Older adults at increased risk for GI illness ¡ Decline in immunity, changes in GI functions, and dehydration associated with aging lead to an increased susceptibility of enteric infections ¡ Older adults may be at increased risk for infectious GI illness, severe diarrhea, or dying from diarrheal illness (Peterson 2003, Mounts 1999, Gerba 1996, Lew 1991) ¡ Older adults are recognized by the USEPA as a sensitive subpopulation for waterborne diseases (USEPA 2000)
Burden of Waterborne Disease ¡ Studies by Payment found that 1/3 of GI illness cases are related to drinking water, suggesting that up to 70 million cases of GI illness may be caused by waterborne pathogens. Source: Payment 1991 & 1997
Gastroenteritis Costs In the US, infectious gastroenteritis costs are estimated to exceed $20 billion annually. ¡ Source: Peterson 2003
Bacterial and Viral Enteric Diseases as Contributing Causes of Death by Age, 1989 - 1996 Viral Bacteria ’ 89 -90 ’ 91 -’ 92 ’ 93 -’ 94 ’ 95 -’ 96
GI Hospitalizations ¡ Older adults are at the highest risk of dying during an gastroenteritisrelated hospitalization, even when compared to infants l l 65 -74: 14. 4 deaths/1000 discharges; 75+: 24. 9 deaths/ 1000 discharges) Source: Mounts 1999
GI Hospitalizations 65+ Population Persons over 65+ years of age account for over 75% of hospitalizations due to gastroenteritis Source: Mounts 1999
Deaths Due to Enteric Disease Highest rates of death related to enteric disease: 75+ years Deaths related to bacterial enteric disease in older adults are increasing at a greater rate than in any other age category Source: Peterson 2003
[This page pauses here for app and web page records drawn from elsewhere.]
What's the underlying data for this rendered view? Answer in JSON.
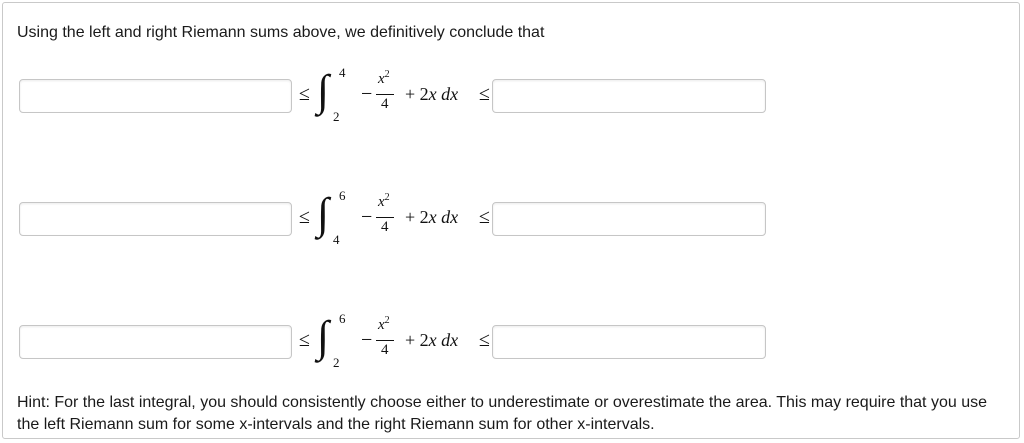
{
  "intro_text": "Using the left and right Riemann sums above, we definitively conclude that",
  "rows": [
    {
      "left_input_value": "",
      "right_input_value": "",
      "lower_limit": "2",
      "upper_limit": "4",
      "leq_symbol": "≤",
      "integral_symbol": "∫",
      "negation": "−",
      "numerator_var": "x",
      "numerator_power": "2",
      "denominator": "4",
      "rest_plus": "+ 2",
      "rest_x": "x",
      "rest_dx": "dx"
    },
    {
      "left_input_value": "",
      "right_input_value": "",
      "lower_limit": "4",
      "upper_limit": "6",
      "leq_symbol": "≤",
      "integral_symbol": "∫",
      "negation": "−",
      "numerator_var": "x",
      "numerator_power": "2",
      "denominator": "4",
      "rest_plus": "+ 2",
      "rest_x": "x",
      "rest_dx": "dx"
    },
    {
      "left_input_value": "",
      "right_input_value": "",
      "lower_limit": "2",
      "upper_limit": "6",
      "leq_symbol": "≤",
      "integral_symbol": "∫",
      "negation": "−",
      "numerator_var": "x",
      "numerator_power": "2",
      "denominator": "4",
      "rest_plus": "+ 2",
      "rest_x": "x",
      "rest_dx": "dx"
    }
  ],
  "hint_text": "Hint: For the last integral, you should consistently choose either to underestimate or overestimate the area. This may require that you use the left Riemann sum for some x-intervals and the right Riemann sum for other x-intervals."
}
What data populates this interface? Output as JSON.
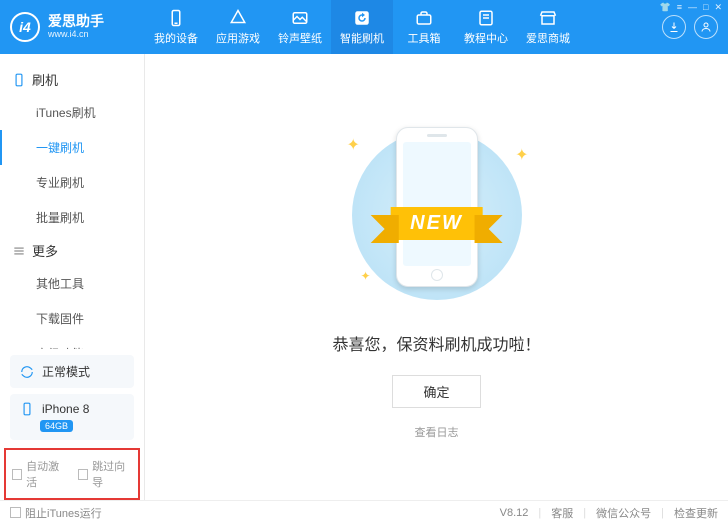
{
  "app": {
    "name": "爱思助手",
    "url": "www.i4.cn",
    "logo_text": "i4"
  },
  "win_controls": [
    "👕",
    "≡",
    "—",
    "□",
    "✕"
  ],
  "top_nav": [
    {
      "label": "我的设备"
    },
    {
      "label": "应用游戏"
    },
    {
      "label": "铃声壁纸"
    },
    {
      "label": "智能刷机",
      "active": true
    },
    {
      "label": "工具箱"
    },
    {
      "label": "教程中心"
    },
    {
      "label": "爱思商城"
    }
  ],
  "sidebar": {
    "section1": {
      "title": "刷机",
      "items": [
        "iTunes刷机",
        "一键刷机",
        "专业刷机",
        "批量刷机"
      ],
      "active_index": 1
    },
    "section2": {
      "title": "更多",
      "items": [
        "其他工具",
        "下载固件",
        "高级功能"
      ]
    },
    "mode": "正常模式",
    "device": {
      "name": "iPhone 8",
      "storage": "64GB"
    },
    "checkboxes": {
      "auto_activate": "自动激活",
      "skip_guide": "跳过向导"
    }
  },
  "main": {
    "ribbon": "NEW",
    "message": "恭喜您，保资料刷机成功啦！",
    "ok": "确定",
    "view_log": "查看日志"
  },
  "footer": {
    "block_itunes": "阻止iTunes运行",
    "version": "V8.12",
    "support": "客服",
    "wechat": "微信公众号",
    "update": "检查更新"
  }
}
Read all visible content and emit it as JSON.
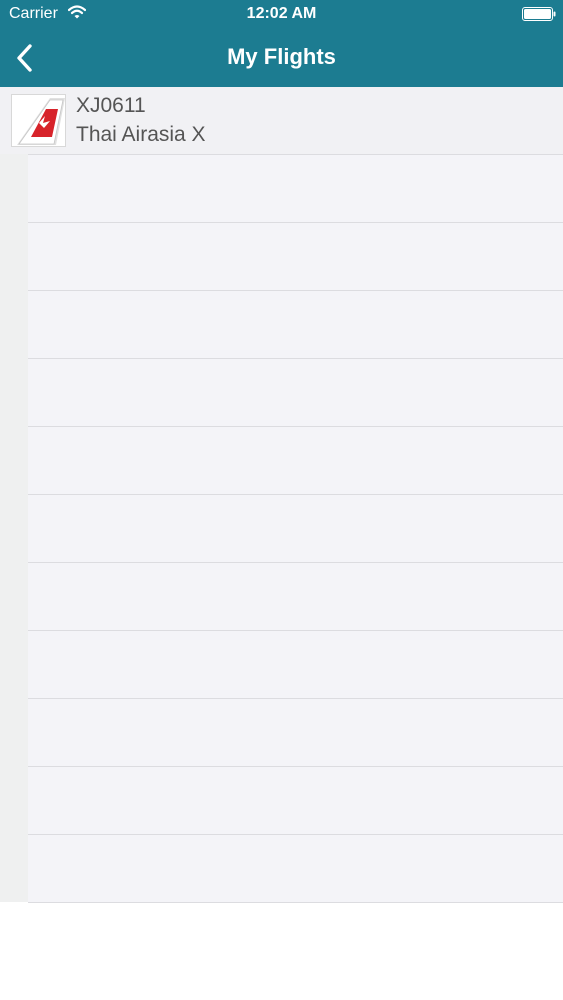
{
  "status_bar": {
    "carrier": "Carrier",
    "time": "12:02 AM",
    "wifi_icon": "wifi-icon",
    "battery_icon": "battery-full-icon"
  },
  "nav_bar": {
    "back_icon": "chevron-left-icon",
    "title": "My Flights",
    "background_color": "#1c7c91"
  },
  "flights": [
    {
      "flight_number": "XJ0611",
      "airline": "Thai Airasia X",
      "logo_icon": "airline-tail-logo-icon"
    }
  ],
  "empty_rows": 11
}
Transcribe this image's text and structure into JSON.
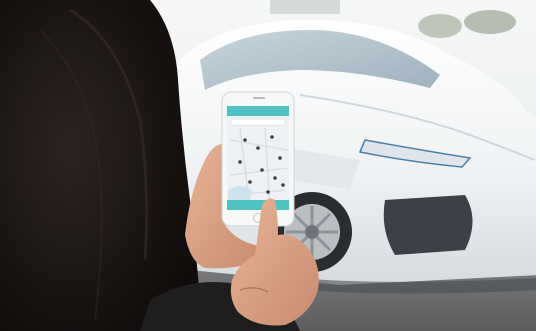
{
  "scene": {
    "description_free": true,
    "colors": {
      "page_background": "#ffffff",
      "sky": "#e9eef0",
      "car_body": "#f3f5f6",
      "car_shadow": "#c9d0d4",
      "window_glass": "#b8c6cf",
      "headlight_accent": "#4c7fa6",
      "hair": "#1b1614",
      "skin": "#d8a184",
      "jacket": "#1f1e1e",
      "asphalt": "#6c6e70",
      "phone_frame": "#f7f7f7",
      "app_header": "#4ec3c2",
      "map_background": "#eef1f3",
      "map_marker": "#3d3f44"
    },
    "icons": [
      "phone-map-app-icon"
    ]
  }
}
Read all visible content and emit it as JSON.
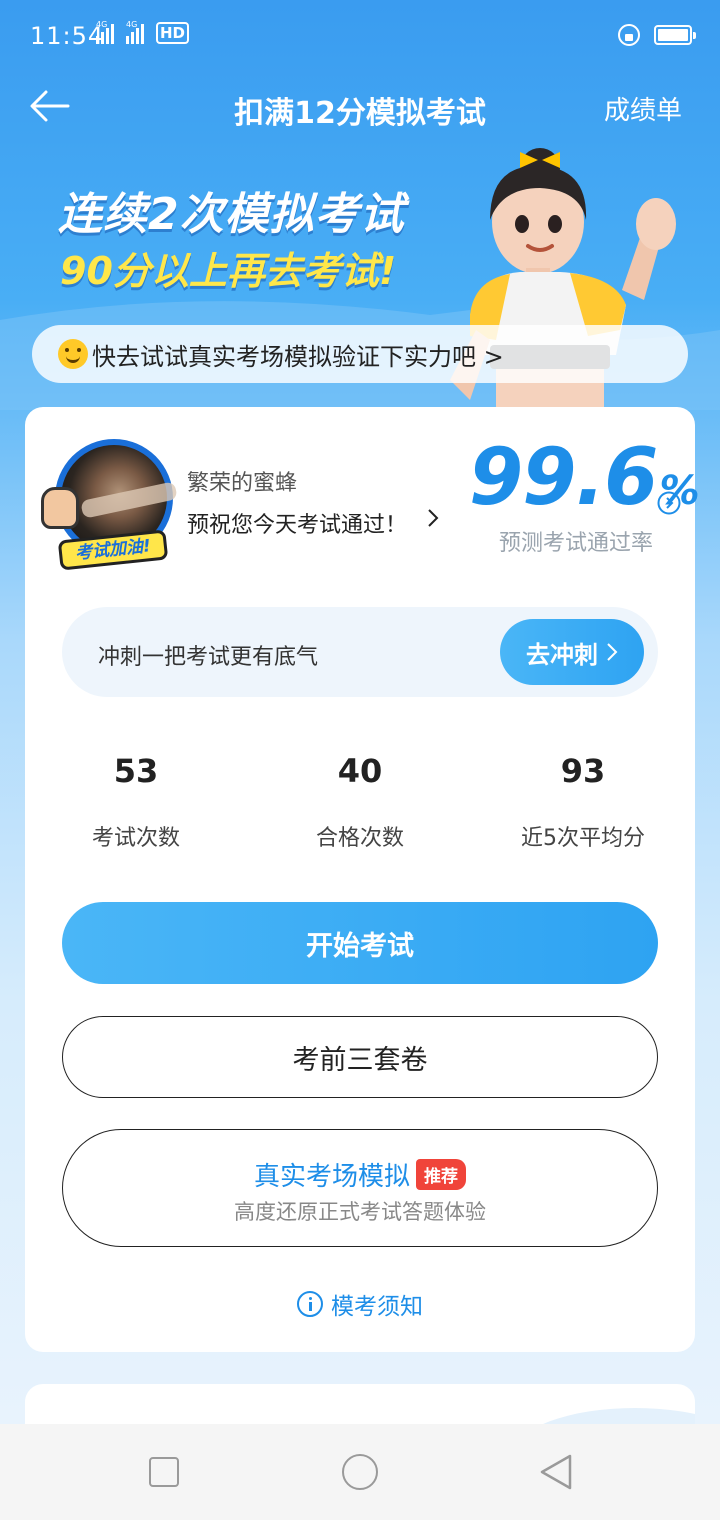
{
  "status_bar": {
    "time": "11:54",
    "net1": "4G",
    "net2": "4G",
    "hd": "HD"
  },
  "nav": {
    "title": "扣满12分模拟考试",
    "right_label": "成绩单"
  },
  "banner": {
    "line1": "连续2次模拟考试",
    "line2": "90分以上再去考试!"
  },
  "hint": {
    "text": "快去试试真实考场模拟验证下实力吧 >"
  },
  "profile": {
    "avatar_tag": "考试加油!",
    "username": "繁荣的蜜蜂",
    "wish": "预祝您今天考试通过！",
    "pass_rate": "99.6",
    "pass_rate_unit": "%",
    "pass_rate_label": "预测考试通过率"
  },
  "sprint": {
    "text": "冲刺一把考试更有底气",
    "button": "去冲刺"
  },
  "stats": [
    {
      "value": "53",
      "label": "考试次数"
    },
    {
      "value": "40",
      "label": "合格次数"
    },
    {
      "value": "93",
      "label": "近5次平均分"
    }
  ],
  "buttons": {
    "start": "开始考试",
    "papers": "考前三套卷",
    "real_title": "真实考场模拟",
    "real_badge": "推荐",
    "real_subtitle": "高度还原正式考试答题体验"
  },
  "notice": "模考须知",
  "colors": {
    "accent": "#1e8ee8",
    "badge": "#f0443a",
    "banner_highlight": "#ffe74a"
  }
}
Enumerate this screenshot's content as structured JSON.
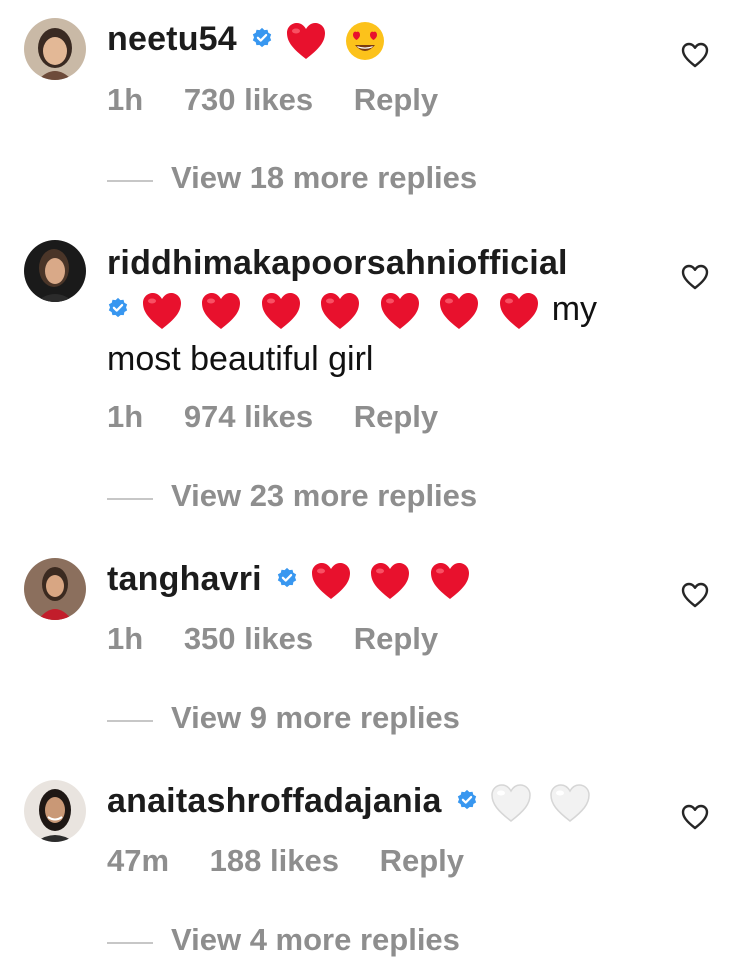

Major GI Pathogens Morbidity l Parasites- Cryptosporidium, Cyclospora, Giardia, Microsporidia Morbidity and Mortality l Bacteria- Salmonella, Pseudomonas, Clostridium difficile, Campylobacter, Mycobacterium avium complex, E. Coli l Viruses- Norwalk and Norwalk-like viruses, enteroviruses, rotavirus, adenovirus Cryptosporidium spores
Intervention: Identify & Educate People at Risk Susceptible populations include those with: l Advanced age l Immune suppression due to disease l Immune suppression due to taking pharmaceuticals
Building Healthy Communities for Active Aging
Building Healthy Communities for Active Aging ¡ Can improve air & water quality in the community and improve the health of older adults and all citizens through intentional community design and systematic programming for active aging. ¡ Change Behavior at the Community Level
Aging Initiative Fact Sheets and Posters ¡ ¡ ¡ Age Healthier, Breathe Easier Fact sheet and poster Effective Control of Household Pests It’s Too Darn Hot--Planning for Excessive Heat Events Environmental Hazards Weigh Heavy on the Heart Water Works Diabetes and Environmental Hazards Spanish, Portuguese, Chinese, Korean, Vietnamese, Russian, Japanese, Italian, French and Arabic and Haitian Creole ¡ ¡ Low Vision Large font Purple Series: for persons with limited reading ability
Aging Initiative List Serve Join EPA’s Aging Initiative monthly list serve www. epa. gov/aging